## [TASK DESCRIPTION]
Each entry below must be given again word for word, with no pictures.

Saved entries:
--- START ---

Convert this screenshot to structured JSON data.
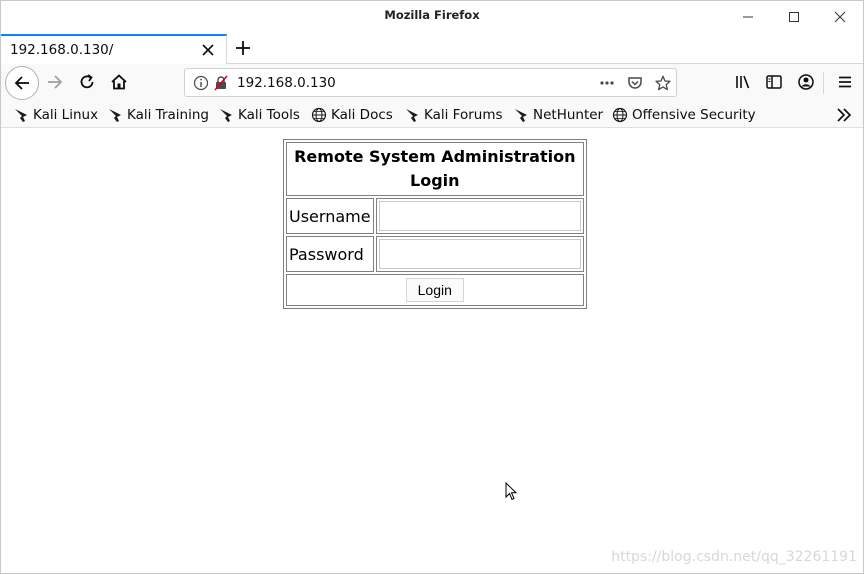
{
  "window": {
    "title": "Mozilla Firefox"
  },
  "tab": {
    "label": "192.168.0.130/"
  },
  "urlbar": {
    "url": "192.168.0.130"
  },
  "bookmarks": [
    {
      "label": "Kali Linux",
      "icon": "kali-dragon-icon"
    },
    {
      "label": "Kali Training",
      "icon": "kali-dragon-icon"
    },
    {
      "label": "Kali Tools",
      "icon": "kali-dragon-icon"
    },
    {
      "label": "Kali Docs",
      "icon": "globe-icon"
    },
    {
      "label": "Kali Forums",
      "icon": "kali-dragon-icon"
    },
    {
      "label": "NetHunter",
      "icon": "kali-dragon-icon"
    },
    {
      "label": "Offensive Security",
      "icon": "globe-icon"
    }
  ],
  "login_form": {
    "title": "Remote System Administration Login",
    "username_label": "Username",
    "password_label": "Password",
    "username_value": "",
    "password_value": "",
    "button_label": "Login"
  },
  "watermark": "https://blog.csdn.net/qq_32261191",
  "colors": {
    "tab_accent": "#0a84ff",
    "toolbar_bg": "#f9f9fa"
  }
}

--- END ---

## [EXERCISE ANSWER]
Convert this screenshot to structured JSON data.
{
  "window": {
    "title": "Mozilla Firefox"
  },
  "tab": {
    "label": "192.168.0.130/"
  },
  "urlbar": {
    "url": "192.168.0.130"
  },
  "bookmarks": [
    {
      "label": "Kali Linux",
      "icon": "kali-dragon-icon"
    },
    {
      "label": "Kali Training",
      "icon": "kali-dragon-icon"
    },
    {
      "label": "Kali Tools",
      "icon": "kali-dragon-icon"
    },
    {
      "label": "Kali Docs",
      "icon": "globe-icon"
    },
    {
      "label": "Kali Forums",
      "icon": "kali-dragon-icon"
    },
    {
      "label": "NetHunter",
      "icon": "kali-dragon-icon"
    },
    {
      "label": "Offensive Security",
      "icon": "globe-icon"
    }
  ],
  "login_form": {
    "title": "Remote System Administration Login",
    "username_label": "Username",
    "password_label": "Password",
    "username_value": "",
    "password_value": "",
    "button_label": "Login"
  },
  "watermark": "https://blog.csdn.net/qq_32261191",
  "colors": {
    "tab_accent": "#0a84ff",
    "toolbar_bg": "#f9f9fa"
  }
}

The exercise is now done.